Subsequent to the execution of the wills, the parents amended the trust, the primary change being the removal of one child as a beneficiary.

The issue for the Court was whether, firstly, incorporation of the trust into the wills of the parents generally was valid and, secondly, whether the subsequent amendment to the trust was likewise incorporated into the wills.

The Court conducted a review of the relevant law of incorporation into a will. It concluded that incorporation of a document into a will is valid if (1) the document is in existence at the time the will is made and (2) the document is beyond doubt the document referred to. The Court found that the original trust met this test and could properly be incorporated into the parents’ wills.

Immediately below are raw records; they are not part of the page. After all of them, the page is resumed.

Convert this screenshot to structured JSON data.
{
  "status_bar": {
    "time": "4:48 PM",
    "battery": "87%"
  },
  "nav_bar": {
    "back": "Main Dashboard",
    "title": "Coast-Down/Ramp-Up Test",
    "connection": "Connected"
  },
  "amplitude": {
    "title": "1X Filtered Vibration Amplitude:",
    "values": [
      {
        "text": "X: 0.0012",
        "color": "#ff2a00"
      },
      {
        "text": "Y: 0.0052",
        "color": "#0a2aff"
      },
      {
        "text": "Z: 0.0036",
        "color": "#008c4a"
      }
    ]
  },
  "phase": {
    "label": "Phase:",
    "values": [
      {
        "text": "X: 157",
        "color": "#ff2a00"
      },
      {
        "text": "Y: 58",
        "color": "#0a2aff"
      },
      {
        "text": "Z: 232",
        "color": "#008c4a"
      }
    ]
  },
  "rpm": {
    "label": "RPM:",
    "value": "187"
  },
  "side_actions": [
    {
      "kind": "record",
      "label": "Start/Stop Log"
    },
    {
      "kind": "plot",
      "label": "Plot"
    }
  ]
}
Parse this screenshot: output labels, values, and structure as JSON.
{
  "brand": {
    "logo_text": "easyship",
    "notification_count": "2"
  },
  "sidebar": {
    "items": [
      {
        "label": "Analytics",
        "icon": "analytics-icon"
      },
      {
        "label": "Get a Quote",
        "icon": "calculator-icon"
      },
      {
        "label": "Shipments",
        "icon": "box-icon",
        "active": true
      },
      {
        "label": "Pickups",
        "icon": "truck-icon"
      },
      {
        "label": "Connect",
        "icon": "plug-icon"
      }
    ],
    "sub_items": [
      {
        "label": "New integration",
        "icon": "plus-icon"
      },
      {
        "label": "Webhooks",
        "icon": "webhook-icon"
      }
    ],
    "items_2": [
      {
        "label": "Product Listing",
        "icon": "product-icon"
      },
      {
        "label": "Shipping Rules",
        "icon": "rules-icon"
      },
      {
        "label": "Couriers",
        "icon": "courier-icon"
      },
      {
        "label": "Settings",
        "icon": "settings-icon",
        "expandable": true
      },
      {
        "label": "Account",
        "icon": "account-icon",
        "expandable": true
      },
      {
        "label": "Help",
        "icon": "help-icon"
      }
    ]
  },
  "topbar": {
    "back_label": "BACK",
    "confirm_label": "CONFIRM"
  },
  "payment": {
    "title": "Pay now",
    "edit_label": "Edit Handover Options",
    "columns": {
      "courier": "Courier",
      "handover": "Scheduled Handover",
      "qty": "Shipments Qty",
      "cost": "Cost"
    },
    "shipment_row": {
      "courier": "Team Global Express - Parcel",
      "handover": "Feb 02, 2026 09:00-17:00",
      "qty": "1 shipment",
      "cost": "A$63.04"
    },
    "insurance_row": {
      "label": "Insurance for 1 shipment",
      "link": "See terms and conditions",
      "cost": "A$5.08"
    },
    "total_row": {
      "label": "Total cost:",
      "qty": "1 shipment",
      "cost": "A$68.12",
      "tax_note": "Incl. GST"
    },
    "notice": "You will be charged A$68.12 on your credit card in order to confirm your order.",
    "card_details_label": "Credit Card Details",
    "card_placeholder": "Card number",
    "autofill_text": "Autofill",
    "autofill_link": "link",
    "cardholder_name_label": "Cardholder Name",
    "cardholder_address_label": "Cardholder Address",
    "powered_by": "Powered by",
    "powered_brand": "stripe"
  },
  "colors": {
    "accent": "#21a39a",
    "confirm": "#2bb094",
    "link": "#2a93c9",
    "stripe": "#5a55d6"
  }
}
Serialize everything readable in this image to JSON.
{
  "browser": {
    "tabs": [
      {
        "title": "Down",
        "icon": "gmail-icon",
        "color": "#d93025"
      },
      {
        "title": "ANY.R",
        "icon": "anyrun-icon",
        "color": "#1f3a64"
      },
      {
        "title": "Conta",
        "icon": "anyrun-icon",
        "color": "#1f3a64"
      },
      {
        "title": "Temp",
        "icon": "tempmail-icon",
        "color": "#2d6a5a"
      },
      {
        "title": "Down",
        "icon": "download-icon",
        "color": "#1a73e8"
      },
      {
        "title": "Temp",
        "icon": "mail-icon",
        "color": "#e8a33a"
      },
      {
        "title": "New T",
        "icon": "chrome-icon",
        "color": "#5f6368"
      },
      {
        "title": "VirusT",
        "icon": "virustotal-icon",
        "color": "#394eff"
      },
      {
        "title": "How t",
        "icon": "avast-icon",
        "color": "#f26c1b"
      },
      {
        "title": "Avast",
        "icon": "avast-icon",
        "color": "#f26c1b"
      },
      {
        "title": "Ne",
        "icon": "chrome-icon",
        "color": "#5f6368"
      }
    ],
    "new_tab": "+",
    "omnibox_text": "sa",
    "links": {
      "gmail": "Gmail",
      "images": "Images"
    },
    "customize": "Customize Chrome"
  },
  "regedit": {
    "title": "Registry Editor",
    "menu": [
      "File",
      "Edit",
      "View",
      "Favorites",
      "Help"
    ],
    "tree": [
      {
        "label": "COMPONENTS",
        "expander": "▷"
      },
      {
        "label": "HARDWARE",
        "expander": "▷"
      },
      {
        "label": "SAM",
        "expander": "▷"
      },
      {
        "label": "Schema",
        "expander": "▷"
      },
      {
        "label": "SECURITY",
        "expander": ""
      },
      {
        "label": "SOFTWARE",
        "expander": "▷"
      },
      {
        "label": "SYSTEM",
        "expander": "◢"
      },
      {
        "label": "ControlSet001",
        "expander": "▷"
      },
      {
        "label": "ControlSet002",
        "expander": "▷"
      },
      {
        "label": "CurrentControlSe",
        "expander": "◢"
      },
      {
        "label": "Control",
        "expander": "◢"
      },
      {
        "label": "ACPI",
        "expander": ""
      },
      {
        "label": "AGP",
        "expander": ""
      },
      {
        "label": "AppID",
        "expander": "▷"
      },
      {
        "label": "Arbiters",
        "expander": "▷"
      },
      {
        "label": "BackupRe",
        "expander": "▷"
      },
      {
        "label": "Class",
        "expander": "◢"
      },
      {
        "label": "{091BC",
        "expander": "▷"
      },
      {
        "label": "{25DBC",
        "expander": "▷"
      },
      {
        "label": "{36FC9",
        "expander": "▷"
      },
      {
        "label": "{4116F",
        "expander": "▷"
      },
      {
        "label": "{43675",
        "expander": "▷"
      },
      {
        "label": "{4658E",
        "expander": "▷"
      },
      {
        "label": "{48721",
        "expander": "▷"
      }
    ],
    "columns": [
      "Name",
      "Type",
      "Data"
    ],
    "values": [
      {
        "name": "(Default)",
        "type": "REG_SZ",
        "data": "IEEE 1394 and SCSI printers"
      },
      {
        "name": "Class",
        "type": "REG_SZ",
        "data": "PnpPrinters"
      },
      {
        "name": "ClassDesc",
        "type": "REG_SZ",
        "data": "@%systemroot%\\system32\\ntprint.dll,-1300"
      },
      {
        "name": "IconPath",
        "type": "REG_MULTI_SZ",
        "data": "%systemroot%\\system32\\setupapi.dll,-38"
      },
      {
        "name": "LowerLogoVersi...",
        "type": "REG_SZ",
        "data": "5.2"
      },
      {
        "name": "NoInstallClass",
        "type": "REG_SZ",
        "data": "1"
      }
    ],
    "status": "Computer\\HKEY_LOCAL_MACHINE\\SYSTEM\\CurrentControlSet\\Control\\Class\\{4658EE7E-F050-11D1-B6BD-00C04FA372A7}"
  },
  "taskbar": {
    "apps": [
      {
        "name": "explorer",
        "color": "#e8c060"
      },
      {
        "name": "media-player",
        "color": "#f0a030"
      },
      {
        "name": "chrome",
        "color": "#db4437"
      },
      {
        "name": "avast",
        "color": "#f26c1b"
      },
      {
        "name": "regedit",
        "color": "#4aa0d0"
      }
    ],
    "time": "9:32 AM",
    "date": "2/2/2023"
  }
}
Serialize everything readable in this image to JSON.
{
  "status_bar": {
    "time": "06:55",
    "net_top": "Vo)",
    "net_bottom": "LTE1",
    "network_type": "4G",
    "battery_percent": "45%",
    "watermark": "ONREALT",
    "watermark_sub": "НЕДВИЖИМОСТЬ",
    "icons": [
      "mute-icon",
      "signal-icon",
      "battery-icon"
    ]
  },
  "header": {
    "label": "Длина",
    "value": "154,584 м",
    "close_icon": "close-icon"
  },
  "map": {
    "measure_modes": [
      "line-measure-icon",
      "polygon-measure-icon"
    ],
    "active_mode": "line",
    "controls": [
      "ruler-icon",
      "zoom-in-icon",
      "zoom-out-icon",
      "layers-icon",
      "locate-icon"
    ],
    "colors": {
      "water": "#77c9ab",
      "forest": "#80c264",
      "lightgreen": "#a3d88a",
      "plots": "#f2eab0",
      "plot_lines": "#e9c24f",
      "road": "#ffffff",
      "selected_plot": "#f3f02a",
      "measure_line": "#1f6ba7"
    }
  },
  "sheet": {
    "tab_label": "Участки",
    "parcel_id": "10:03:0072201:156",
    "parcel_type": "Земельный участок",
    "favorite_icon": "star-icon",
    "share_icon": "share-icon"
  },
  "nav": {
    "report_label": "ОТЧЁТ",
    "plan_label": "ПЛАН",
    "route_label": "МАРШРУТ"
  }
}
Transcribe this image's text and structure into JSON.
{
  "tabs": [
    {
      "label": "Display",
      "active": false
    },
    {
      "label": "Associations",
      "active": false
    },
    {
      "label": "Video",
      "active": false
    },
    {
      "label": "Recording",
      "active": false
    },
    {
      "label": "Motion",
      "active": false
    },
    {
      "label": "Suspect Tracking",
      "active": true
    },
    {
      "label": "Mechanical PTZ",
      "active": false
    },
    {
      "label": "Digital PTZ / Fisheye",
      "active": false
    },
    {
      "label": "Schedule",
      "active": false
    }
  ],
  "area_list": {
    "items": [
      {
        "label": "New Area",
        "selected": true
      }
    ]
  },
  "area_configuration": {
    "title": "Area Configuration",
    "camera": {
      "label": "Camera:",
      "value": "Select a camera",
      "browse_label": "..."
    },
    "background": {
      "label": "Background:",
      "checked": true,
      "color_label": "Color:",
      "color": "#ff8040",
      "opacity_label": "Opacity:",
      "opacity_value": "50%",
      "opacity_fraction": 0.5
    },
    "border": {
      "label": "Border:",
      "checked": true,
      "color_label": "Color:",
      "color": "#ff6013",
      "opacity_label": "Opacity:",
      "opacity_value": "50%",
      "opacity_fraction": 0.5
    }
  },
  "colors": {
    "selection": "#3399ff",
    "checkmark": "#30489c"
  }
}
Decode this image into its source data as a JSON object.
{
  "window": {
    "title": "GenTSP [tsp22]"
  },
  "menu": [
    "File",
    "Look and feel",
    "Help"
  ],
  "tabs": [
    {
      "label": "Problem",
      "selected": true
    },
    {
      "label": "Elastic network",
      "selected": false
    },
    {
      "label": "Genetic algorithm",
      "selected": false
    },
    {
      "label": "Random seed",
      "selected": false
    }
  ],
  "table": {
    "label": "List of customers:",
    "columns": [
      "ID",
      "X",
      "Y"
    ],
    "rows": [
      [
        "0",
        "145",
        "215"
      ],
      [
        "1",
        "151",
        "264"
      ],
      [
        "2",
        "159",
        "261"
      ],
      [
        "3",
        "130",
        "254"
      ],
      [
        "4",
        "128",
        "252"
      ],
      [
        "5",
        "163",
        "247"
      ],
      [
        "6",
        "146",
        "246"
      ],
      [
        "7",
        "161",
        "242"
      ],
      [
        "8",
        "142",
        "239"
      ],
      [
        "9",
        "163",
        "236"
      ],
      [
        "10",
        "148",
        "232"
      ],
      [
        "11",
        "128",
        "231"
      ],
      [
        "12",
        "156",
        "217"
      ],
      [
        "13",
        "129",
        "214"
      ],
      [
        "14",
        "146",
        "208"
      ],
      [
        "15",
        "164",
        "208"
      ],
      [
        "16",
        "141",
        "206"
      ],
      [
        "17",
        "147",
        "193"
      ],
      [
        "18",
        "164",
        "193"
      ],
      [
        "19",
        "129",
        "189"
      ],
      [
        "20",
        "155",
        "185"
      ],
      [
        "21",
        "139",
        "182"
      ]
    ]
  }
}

As for the amendment though, because it post-dated the wills, it did not meet the test for incorporation. As a result, it could only have testamentary effect if it met the requirements of the B.C. Wills Act, in particular the requirement for two witnesses (s. 4 of the Succession Law Reform Act in Ontario). The trust amendment was not witnessed.

But what of that part of the incorporation provision in the wills stating, “including any amendments thereto made before my death”. This provision was not effective to include the amendment as a testator may not reserve the ability to make gifts upon death after the date of the will without complying with the requirements of the Wills Act.

The effect of the decision is that the residue of the estates was a valid bequest to the trust as it existed before the amendment; i.e. with all three children as beneficiaries.

This decision underlies the need to always keep in mind the formality requirements for documents intended to have testamentary effect.